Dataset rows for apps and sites
= Beginning of Section =

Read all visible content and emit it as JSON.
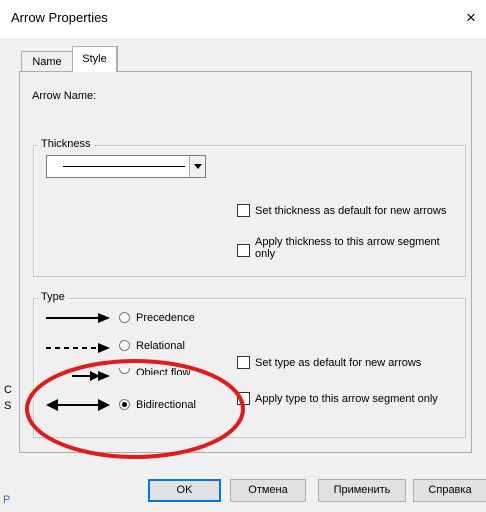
{
  "window": {
    "title": "Arrow Properties",
    "close_glyph": "×"
  },
  "tabs": [
    {
      "label": "Name",
      "active": false
    },
    {
      "label": "Style",
      "active": true
    }
  ],
  "arrow_name_label": "Arrow Name:",
  "thickness": {
    "legend": "Thickness",
    "set_default_label": "Set thickness as default for new arrows",
    "set_default_checked": false,
    "apply_segment_label": "Apply thickness to this arrow segment only",
    "apply_segment_checked": false
  },
  "type": {
    "legend": "Type",
    "options": [
      {
        "label": "Precedence",
        "line_style": "solid",
        "checked": false
      },
      {
        "label": "Relational",
        "line_style": "dashed",
        "checked": false
      },
      {
        "label": "Object flow",
        "line_style": "double",
        "checked": false
      },
      {
        "label": "Bidirectional",
        "line_style": "bidirectional",
        "checked": true
      }
    ],
    "set_default_label": "Set type as default for new arrows",
    "set_default_checked": false,
    "apply_segment_label": "Apply type to this arrow segment only",
    "apply_segment_checked": false
  },
  "buttons": {
    "ok": "OK",
    "cancel": "Отмена",
    "apply": "Применить",
    "help": "Справка"
  },
  "colors": {
    "annotation_ellipse": "#e01b1b",
    "ok_focus": "#0078d7",
    "dialog_bg": "#f0f0f0"
  },
  "background_edge": {
    "letter_c": "C",
    "letter_s": "S",
    "letter_p": "P"
  }
}
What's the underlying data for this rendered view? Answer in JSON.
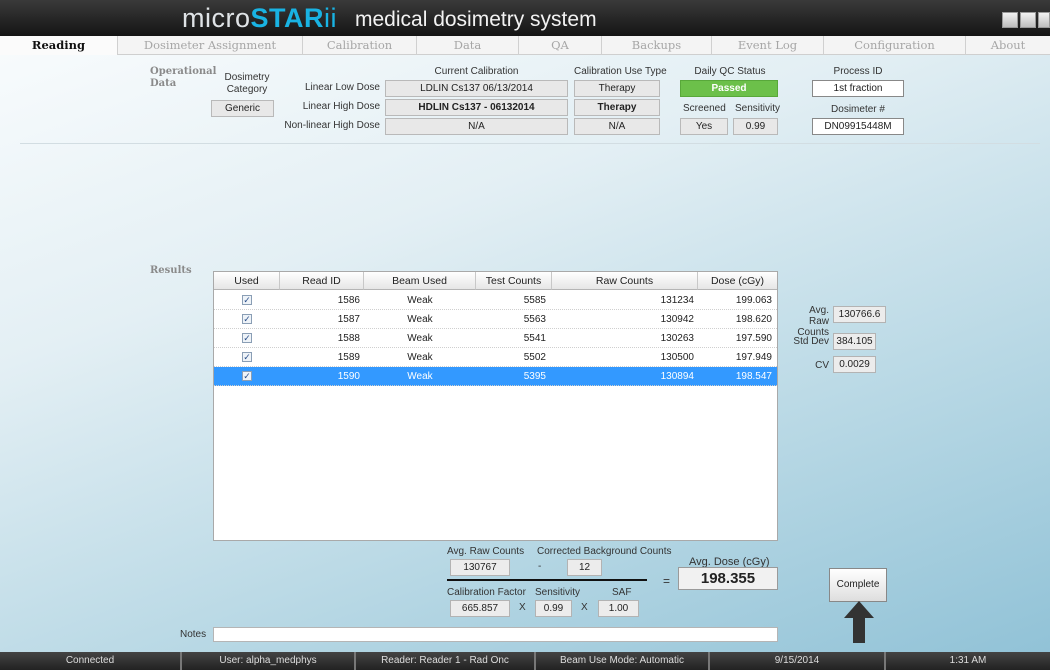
{
  "app": {
    "logo": {
      "micro": "micro",
      "star": "STAR",
      "ii": "ii"
    },
    "title": "medical dosimetry system"
  },
  "tabs": [
    "Reading",
    "Dosimeter Assignment",
    "Calibration",
    "Data",
    "QA",
    "Backups",
    "Event Log",
    "Configuration",
    "About"
  ],
  "operational": {
    "label_line1": "Operational",
    "label_line2": "Data",
    "category_label_1": "Dosimetry",
    "category_label_2": "Category",
    "category_value": "Generic",
    "current_calibration_header": "Current Calibration",
    "use_type_header": "Calibration Use Type",
    "rows": [
      {
        "label": "Linear Low Dose",
        "calibration": "LDLIN Cs137 06/13/2014",
        "use_type": "Therapy"
      },
      {
        "label": "Linear High Dose",
        "calibration": "HDLIN Cs137 - 06132014",
        "use_type": "Therapy"
      },
      {
        "label": "Non-linear High Dose",
        "calibration": "N/A",
        "use_type": "N/A"
      }
    ],
    "qc_header": "Daily QC Status",
    "qc_value": "Passed",
    "screened_label": "Screened",
    "screened_value": "Yes",
    "sensitivity_label": "Sensitivity",
    "sensitivity_value": "0.99",
    "process_id_label": "Process ID",
    "process_id_value": "1st fraction",
    "dosimeter_label": "Dosimeter #",
    "dosimeter_value": "DN09915448M"
  },
  "results": {
    "label": "Results",
    "columns": [
      "Used",
      "Read ID",
      "Beam Used",
      "Test Counts",
      "Raw Counts",
      "Dose (cGy)"
    ],
    "rows": [
      {
        "used": "✓",
        "read_id": "1586",
        "beam": "Weak",
        "test_counts": "5585",
        "raw_counts": "131234",
        "dose": "199.063"
      },
      {
        "used": "✓",
        "read_id": "1587",
        "beam": "Weak",
        "test_counts": "5563",
        "raw_counts": "130942",
        "dose": "198.620"
      },
      {
        "used": "✓",
        "read_id": "1588",
        "beam": "Weak",
        "test_counts": "5541",
        "raw_counts": "130263",
        "dose": "197.590"
      },
      {
        "used": "✓",
        "read_id": "1589",
        "beam": "Weak",
        "test_counts": "5502",
        "raw_counts": "130500",
        "dose": "197.949"
      },
      {
        "used": "✓",
        "read_id": "1590",
        "beam": "Weak",
        "test_counts": "5395",
        "raw_counts": "130894",
        "dose": "198.547"
      }
    ],
    "selected_row": 4
  },
  "stats": {
    "avg_raw_label_1": "Avg. Raw",
    "avg_raw_label_2": "Counts",
    "avg_raw_value": "130766.6",
    "std_dev_label": "Std Dev",
    "std_dev_value": "384.105",
    "cv_label": "CV",
    "cv_value": "0.0029"
  },
  "formula": {
    "avg_raw_counts_label": "Avg. Raw Counts",
    "avg_raw_counts_value": "130767",
    "minus": "-",
    "bg_label": "Corrected Background Counts",
    "bg_value": "12",
    "cal_factor_label": "Calibration Factor",
    "cal_factor_value": "665.857",
    "times": "X",
    "sensitivity_label": "Sensitivity",
    "sensitivity_value": "0.99",
    "saf_label": "SAF",
    "saf_value": "1.00",
    "equals": "=",
    "avg_dose_label": "Avg. Dose (cGy)",
    "avg_dose_value": "198.355"
  },
  "complete_label": "Complete",
  "notes_label": "Notes",
  "notes_value": "",
  "statusbar": [
    "Connected",
    "User: alpha_medphys",
    "Reader: Reader 1 - Rad Onc",
    "Beam Use Mode: Automatic",
    "9/15/2014",
    "1:31 AM"
  ],
  "colors": {
    "accent": "#19b3e3",
    "selected_row": "#3399ff",
    "qc_passed": "#6cc04a"
  }
}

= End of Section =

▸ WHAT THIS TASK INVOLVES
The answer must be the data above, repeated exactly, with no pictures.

▸ WRITTEN ANSWER
Read all visible content and emit it as JSON.
{
  "window": {
    "title": "Arrow Properties",
    "close_glyph": "×"
  },
  "tabs": [
    {
      "label": "Name",
      "active": false
    },
    {
      "label": "Style",
      "active": true
    }
  ],
  "arrow_name_label": "Arrow Name:",
  "thickness": {
    "legend": "Thickness",
    "set_default_label": "Set thickness as default for new arrows",
    "set_default_checked": false,
    "apply_segment_label": "Apply thickness to this arrow segment only",
    "apply_segment_checked": false
  },
  "type": {
    "legend": "Type",
    "options": [
      {
        "label": "Precedence",
        "line_style": "solid",
        "checked": false
      },
      {
        "label": "Relational",
        "line_style": "dashed",
        "checked": false
      },
      {
        "label": "Object flow",
        "line_style": "double",
        "checked": false
      },
      {
        "label": "Bidirectional",
        "line_style": "bidirectional",
        "checked": true
      }
    ],
    "set_default_label": "Set type as default for new arrows",
    "set_default_checked": false,
    "apply_segment_label": "Apply type to this arrow segment only",
    "apply_segment_checked": false
  },
  "buttons": {
    "ok": "OK",
    "cancel": "Отмена",
    "apply": "Применить",
    "help": "Справка"
  },
  "colors": {
    "annotation_ellipse": "#e01b1b",
    "ok_focus": "#0078d7",
    "dialog_bg": "#f0f0f0"
  },
  "background_edge": {
    "letter_c": "C",
    "letter_s": "S",
    "letter_p": "P"
  }
}
What's the underlying data for this rendered view? Answer in JSON.
{
  "app": {
    "logo": {
      "micro": "micro",
      "star": "STAR",
      "ii": "ii"
    },
    "title": "medical dosimetry system"
  },
  "tabs": [
    "Reading",
    "Dosimeter Assignment",
    "Calibration",
    "Data",
    "QA",
    "Backups",
    "Event Log",
    "Configuration",
    "About"
  ],
  "operational": {
    "label_line1": "Operational",
    "label_line2": "Data",
    "category_label_1": "Dosimetry",
    "category_label_2": "Category",
    "category_value": "Generic",
    "current_calibration_header": "Current Calibration",
    "use_type_header": "Calibration Use Type",
    "rows": [
      {
        "label": "Linear Low Dose",
        "calibration": "LDLIN Cs137 06/13/2014",
        "use_type": "Therapy"
      },
      {
        "label": "Linear High Dose",
        "calibration": "HDLIN Cs137 - 06132014",
        "use_type": "Therapy"
      },
      {
        "label": "Non-linear High Dose",
        "calibration": "N/A",
        "use_type": "N/A"
      }
    ],
    "qc_header": "Daily QC Status",
    "qc_value": "Passed",
    "screened_label": "Screened",
    "screened_value": "Yes",
    "sensitivity_label": "Sensitivity",
    "sensitivity_value": "0.99",
    "process_id_label": "Process ID",
    "process_id_value": "1st fraction",
    "dosimeter_label": "Dosimeter #",
    "dosimeter_value": "DN09915448M"
  },
  "results": {
    "label": "Results",
    "columns": [
      "Used",
      "Read ID",
      "Beam Used",
      "Test Counts",
      "Raw Counts",
      "Dose (cGy)"
    ],
    "rows": [
      {
        "used": "✓",
        "read_id": "1586",
        "beam": "Weak",
        "test_counts": "5585",
        "raw_counts": "131234",
        "dose": "199.063"
      },
      {
        "used": "✓",
        "read_id": "1587",
        "beam": "Weak",
        "test_counts": "5563",
        "raw_counts": "130942",
        "dose": "198.620"
      },
      {
        "used": "✓",
        "read_id": "1588",
        "beam": "Weak",
        "test_counts": "5541",
        "raw_counts": "130263",
        "dose": "197.590"
      },
      {
        "used": "✓",
        "read_id": "1589",
        "beam": "Weak",
        "test_counts": "5502",
        "raw_counts": "130500",
        "dose": "197.949"
      },
      {
        "used": "✓",
        "read_id": "1590",
        "beam": "Weak",
        "test_counts": "5395",
        "raw_counts": "130894",
        "dose": "198.547"
      }
    ],
    "selected_row": 4
  },
  "stats": {
    "avg_raw_label_1": "Avg. Raw",
    "avg_raw_label_2": "Counts",
    "avg_raw_value": "130766.6",
    "std_dev_label": "Std Dev",
    "std_dev_value": "384.105",
    "cv_label": "CV",
    "cv_value": "0.0029"
  },
  "formula": {
    "avg_raw_counts_label": "Avg. Raw Counts",
    "avg_raw_counts_value": "130767",
    "minus": "-",
    "bg_label": "Corrected Background Counts",
    "bg_value": "12",
    "cal_factor_label": "Calibration Factor",
    "cal_factor_value": "665.857",
    "times": "X",
    "sensitivity_label": "Sensitivity",
    "sensitivity_value": "0.99",
    "saf_label": "SAF",
    "saf_value": "1.00",
    "equals": "=",
    "avg_dose_label": "Avg. Dose (cGy)",
    "avg_dose_value": "198.355"
  },
  "complete_label": "Complete",
  "notes_label": "Notes",
  "notes_value": "",
  "statusbar": [
    "Connected",
    "User: alpha_medphys",
    "Reader: Reader 1 - Rad Onc",
    "Beam Use Mode: Automatic",
    "9/15/2014",
    "1:31 AM"
  ],
  "colors": {
    "accent": "#19b3e3",
    "selected_row": "#3399ff",
    "qc_passed": "#6cc04a"
  }
}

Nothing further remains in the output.